A modern typographical convention (originating in medieval scripts) is to write J for the consonant form and leave I for the vowel. This is applied both to ordinary words and proper nouns. A similar modern convention exists in writing the vowel V as U (see U and V for more). But while U is very commonly written, the use of J is more variable.

Generally speaking, modern Latin-English dictionaries always write J; for example, the substantial 1879 dictionary of Lewis and Short. Reprints of classical works on the other hand sometimes write J and sometimes write I, with the use of I being in a sense deliberately classical (though adherence to classical conventions rarely extends say to all-capitals and no spaces between words, as actually found in originals).

Pronunciation[edit]

As a vowel,

  • (Classical): IPA: short /i/, long /iː/

As a consonant,

  • (Classical): IPA(key): /j/, but doubled /jj/ when between vowels

U and V[edit]

In Latin, the letter written as V in ancient times represented either a vowel or a consonant depending on its position and the word. These two forms had distinct pronunciations and different metrical treatment in poetry.

A modern typographical convention is to write U for the vowel and leave V as the consonant.
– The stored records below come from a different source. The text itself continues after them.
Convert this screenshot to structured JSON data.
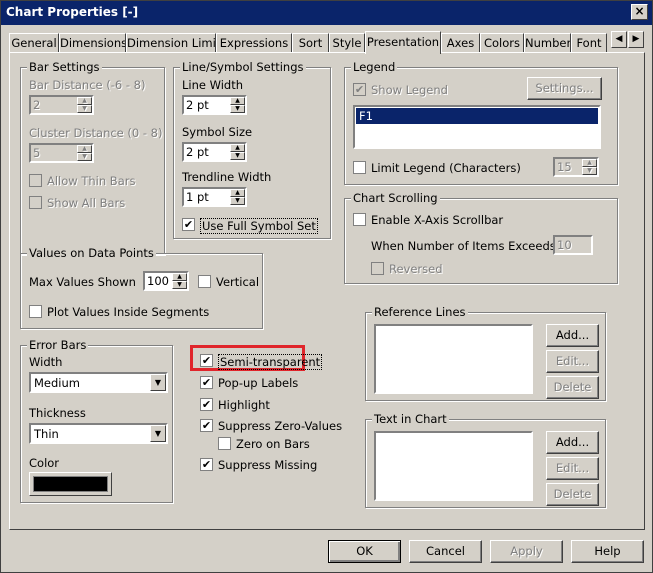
{
  "window": {
    "title": "Chart Properties [-]"
  },
  "icons": {
    "close": "close-icon",
    "tab_left": "arrow-left-icon",
    "tab_right": "arrow-right-icon",
    "spin_up": "arrow-up-icon",
    "spin_down": "arrow-down-icon",
    "dropdown": "chevron-down-icon",
    "check": "check-icon"
  },
  "colors": {
    "title_bar": "#0a246a",
    "highlight": "#e0252b",
    "selection": "#0a246a",
    "color_value": "#000000"
  },
  "tabs": [
    "General",
    "Dimensions",
    "Dimension Limits",
    "Expressions",
    "Sort",
    "Style",
    "Presentation",
    "Axes",
    "Colors",
    "Number",
    "Font"
  ],
  "active_tab": "Presentation",
  "bar_settings": {
    "title": "Bar Settings",
    "bar_distance_label": "Bar Distance (-6 - 8)",
    "bar_distance_value": "2",
    "cluster_distance_label": "Cluster Distance (0 - 8)",
    "cluster_distance_value": "5",
    "allow_thin_bars": "Allow Thin Bars",
    "show_all_bars": "Show All Bars"
  },
  "line_symbol": {
    "title": "Line/Symbol Settings",
    "line_width_label": "Line Width",
    "line_width_value": "2 pt",
    "symbol_size_label": "Symbol Size",
    "symbol_size_value": "2 pt",
    "trendline_width_label": "Trendline Width",
    "trendline_width_value": "1 pt",
    "use_full_symbol_set": "Use Full Symbol Set"
  },
  "legend": {
    "title": "Legend",
    "show_legend": "Show Legend",
    "settings_button": "Settings...",
    "items": [
      "F1"
    ],
    "limit_legend": "Limit Legend (Characters)",
    "limit_value": "15"
  },
  "chart_scrolling": {
    "title": "Chart Scrolling",
    "enable_scrollbar": "Enable X-Axis Scrollbar",
    "items_exceeds_label": "When Number of Items Exceeds:",
    "items_exceeds_value": "10",
    "reversed": "Reversed"
  },
  "values_on_points": {
    "title": "Values on Data Points",
    "max_values_label": "Max Values Shown",
    "max_values_value": "100",
    "vertical": "Vertical",
    "plot_inside": "Plot Values Inside Segments"
  },
  "error_bars": {
    "title": "Error Bars",
    "width_label": "Width",
    "width_value": "Medium",
    "thickness_label": "Thickness",
    "thickness_value": "Thin",
    "color_label": "Color"
  },
  "options": {
    "semi_transparent": "Semi-transparent",
    "popup_labels": "Pop-up Labels",
    "highlight": "Highlight",
    "suppress_zero": "Suppress Zero-Values",
    "zero_on_bars": "Zero on Bars",
    "suppress_missing": "Suppress Missing"
  },
  "reference_lines": {
    "title": "Reference Lines",
    "add": "Add...",
    "edit": "Edit...",
    "delete": "Delete"
  },
  "text_in_chart": {
    "title": "Text in Chart",
    "add": "Add...",
    "edit": "Edit...",
    "delete": "Delete"
  },
  "footer": {
    "ok": "OK",
    "cancel": "Cancel",
    "apply": "Apply",
    "help": "Help"
  },
  "check_mark": "✔",
  "glyphs": {
    "close": "×",
    "left": "◀",
    "right": "▶",
    "up": "▲",
    "down": "▼"
  }
}
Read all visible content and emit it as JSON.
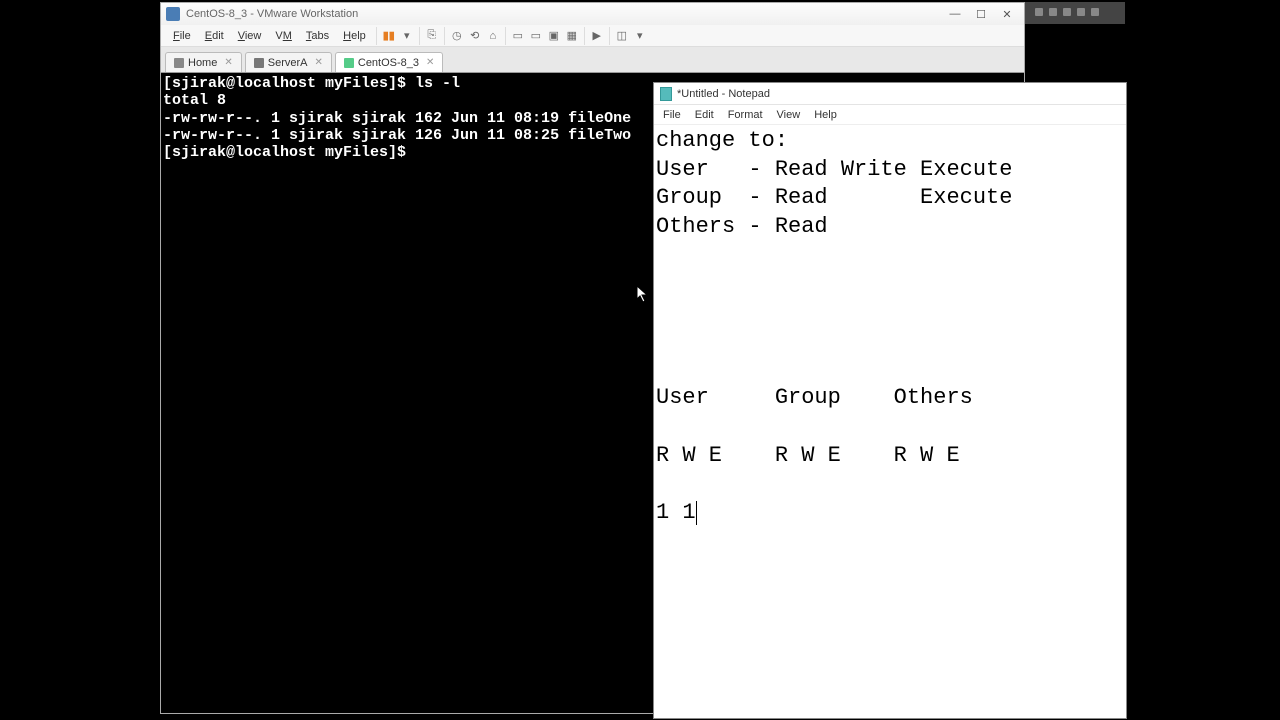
{
  "vmware": {
    "title": "CentOS-8_3 - VMware Workstation",
    "menu": [
      "File",
      "Edit",
      "View",
      "VM",
      "Tabs",
      "Help"
    ],
    "tabs": [
      {
        "label": "Home",
        "active": false,
        "iconClass": "home"
      },
      {
        "label": "ServerA",
        "active": false,
        "iconClass": ""
      },
      {
        "label": "CentOS-8_3",
        "active": true,
        "iconClass": "cent"
      }
    ]
  },
  "terminal": {
    "lines": [
      "[sjirak@localhost myFiles]$ ls -l",
      "total 8",
      "-rw-rw-r--. 1 sjirak sjirak 162 Jun 11 08:19 fileOne",
      "-rw-rw-r--. 1 sjirak sjirak 126 Jun 11 08:25 fileTwo",
      "[sjirak@localhost myFiles]$ "
    ]
  },
  "notepad": {
    "title": "*Untitled - Notepad",
    "menu": [
      "File",
      "Edit",
      "Format",
      "View",
      "Help"
    ],
    "content": "change to:\nUser   - Read Write Execute\nGroup  - Read       Execute\nOthers - Read\n\n\n\n\n\nUser     Group    Others\n\nR W E    R W E    R W E\n\n1 1"
  }
}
Generally speaking dictionaries always write U this way and the majority of reprints of classical texts adapt them and show U too. The use of V for the vowel in new works is usually a deliberately classical style or appearance, and that includes for example in inscriptions on new monuments and the like.

Pronunciation[edit]

As consonant,

  • (Classical): IPA: /w/

As vowel,

  • (Classical): IPA: short /u/, long /uː/

Consonants[edit]

  • Consonants: b (ps, pt) k d f g (ŋ) h j k l m n p kw r s t w ks z kʰ pʰ tʰ

Pronunciation format[edit]

Some example entries for Latin pronunciation given in IPA.

/ˈnoː.mi.nis/

  • Other: ˈ ˌ ː .

IPA resources[edit]